RECORDS SHOWN:
--*--

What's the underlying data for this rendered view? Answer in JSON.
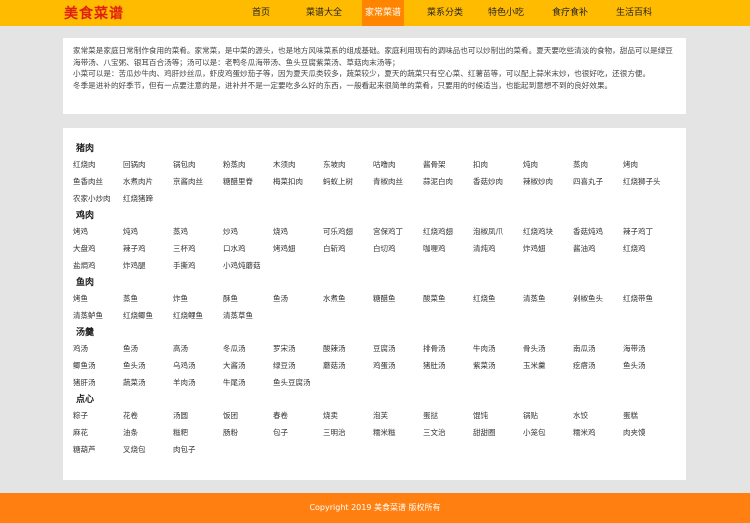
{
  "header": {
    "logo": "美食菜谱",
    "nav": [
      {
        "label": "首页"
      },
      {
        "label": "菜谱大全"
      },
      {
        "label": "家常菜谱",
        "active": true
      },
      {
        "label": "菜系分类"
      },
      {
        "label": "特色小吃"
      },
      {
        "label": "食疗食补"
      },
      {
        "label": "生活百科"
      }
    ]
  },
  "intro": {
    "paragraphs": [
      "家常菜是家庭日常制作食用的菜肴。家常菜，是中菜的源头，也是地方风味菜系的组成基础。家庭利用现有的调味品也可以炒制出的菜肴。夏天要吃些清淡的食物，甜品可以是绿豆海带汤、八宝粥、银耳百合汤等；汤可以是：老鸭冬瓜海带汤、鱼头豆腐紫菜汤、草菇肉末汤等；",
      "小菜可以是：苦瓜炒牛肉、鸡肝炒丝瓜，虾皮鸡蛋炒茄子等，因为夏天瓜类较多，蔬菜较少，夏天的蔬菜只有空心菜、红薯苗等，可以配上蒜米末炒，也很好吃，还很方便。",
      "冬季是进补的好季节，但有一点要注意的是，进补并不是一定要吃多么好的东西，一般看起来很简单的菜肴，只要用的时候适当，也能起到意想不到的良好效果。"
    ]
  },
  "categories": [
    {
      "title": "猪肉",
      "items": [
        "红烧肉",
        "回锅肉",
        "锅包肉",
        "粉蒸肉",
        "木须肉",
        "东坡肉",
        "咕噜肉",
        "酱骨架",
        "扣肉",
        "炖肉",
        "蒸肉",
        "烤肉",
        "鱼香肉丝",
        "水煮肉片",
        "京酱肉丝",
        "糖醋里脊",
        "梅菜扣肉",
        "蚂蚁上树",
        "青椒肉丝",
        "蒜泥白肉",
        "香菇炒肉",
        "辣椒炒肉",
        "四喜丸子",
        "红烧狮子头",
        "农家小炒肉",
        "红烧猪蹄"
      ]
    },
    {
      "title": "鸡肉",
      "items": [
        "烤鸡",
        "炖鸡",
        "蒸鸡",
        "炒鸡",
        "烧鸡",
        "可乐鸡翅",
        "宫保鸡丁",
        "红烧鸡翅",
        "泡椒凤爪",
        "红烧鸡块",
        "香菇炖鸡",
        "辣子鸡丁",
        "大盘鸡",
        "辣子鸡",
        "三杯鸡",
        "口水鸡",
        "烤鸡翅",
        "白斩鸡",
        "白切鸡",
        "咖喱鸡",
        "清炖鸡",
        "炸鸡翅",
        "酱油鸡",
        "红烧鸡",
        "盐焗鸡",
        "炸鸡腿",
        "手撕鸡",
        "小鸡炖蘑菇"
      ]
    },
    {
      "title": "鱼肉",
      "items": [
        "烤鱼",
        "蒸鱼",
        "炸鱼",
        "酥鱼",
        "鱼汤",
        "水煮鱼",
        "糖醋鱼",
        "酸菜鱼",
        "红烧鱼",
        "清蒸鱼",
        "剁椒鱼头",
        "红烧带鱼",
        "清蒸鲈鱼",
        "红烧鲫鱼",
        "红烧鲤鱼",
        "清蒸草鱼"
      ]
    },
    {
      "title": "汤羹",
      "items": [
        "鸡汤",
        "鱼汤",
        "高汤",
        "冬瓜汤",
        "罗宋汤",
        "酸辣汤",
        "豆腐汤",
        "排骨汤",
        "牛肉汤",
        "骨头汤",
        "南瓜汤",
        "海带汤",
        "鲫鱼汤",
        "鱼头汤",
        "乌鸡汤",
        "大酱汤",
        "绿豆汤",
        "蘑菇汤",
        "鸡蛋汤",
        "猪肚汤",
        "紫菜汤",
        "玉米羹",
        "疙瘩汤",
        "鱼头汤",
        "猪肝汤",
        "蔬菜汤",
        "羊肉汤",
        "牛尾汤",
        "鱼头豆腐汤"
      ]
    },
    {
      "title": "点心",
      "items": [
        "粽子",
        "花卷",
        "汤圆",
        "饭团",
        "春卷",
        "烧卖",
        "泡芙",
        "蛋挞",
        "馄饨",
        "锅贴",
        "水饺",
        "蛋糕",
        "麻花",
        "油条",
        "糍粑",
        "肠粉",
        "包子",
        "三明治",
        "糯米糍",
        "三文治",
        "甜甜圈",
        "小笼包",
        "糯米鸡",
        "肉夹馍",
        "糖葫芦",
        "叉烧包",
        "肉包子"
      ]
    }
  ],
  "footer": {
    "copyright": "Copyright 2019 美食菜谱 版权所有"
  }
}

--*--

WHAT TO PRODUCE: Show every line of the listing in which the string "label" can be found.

WRITTEN RESPONSE:
        "label": "首页"
        "label": "菜谱大全"
        "label": "家常菜谱",
        "label": "菜系分类"
        "label": "特色小吃"
        "label": "食疗食补"
        "label": "生活百科"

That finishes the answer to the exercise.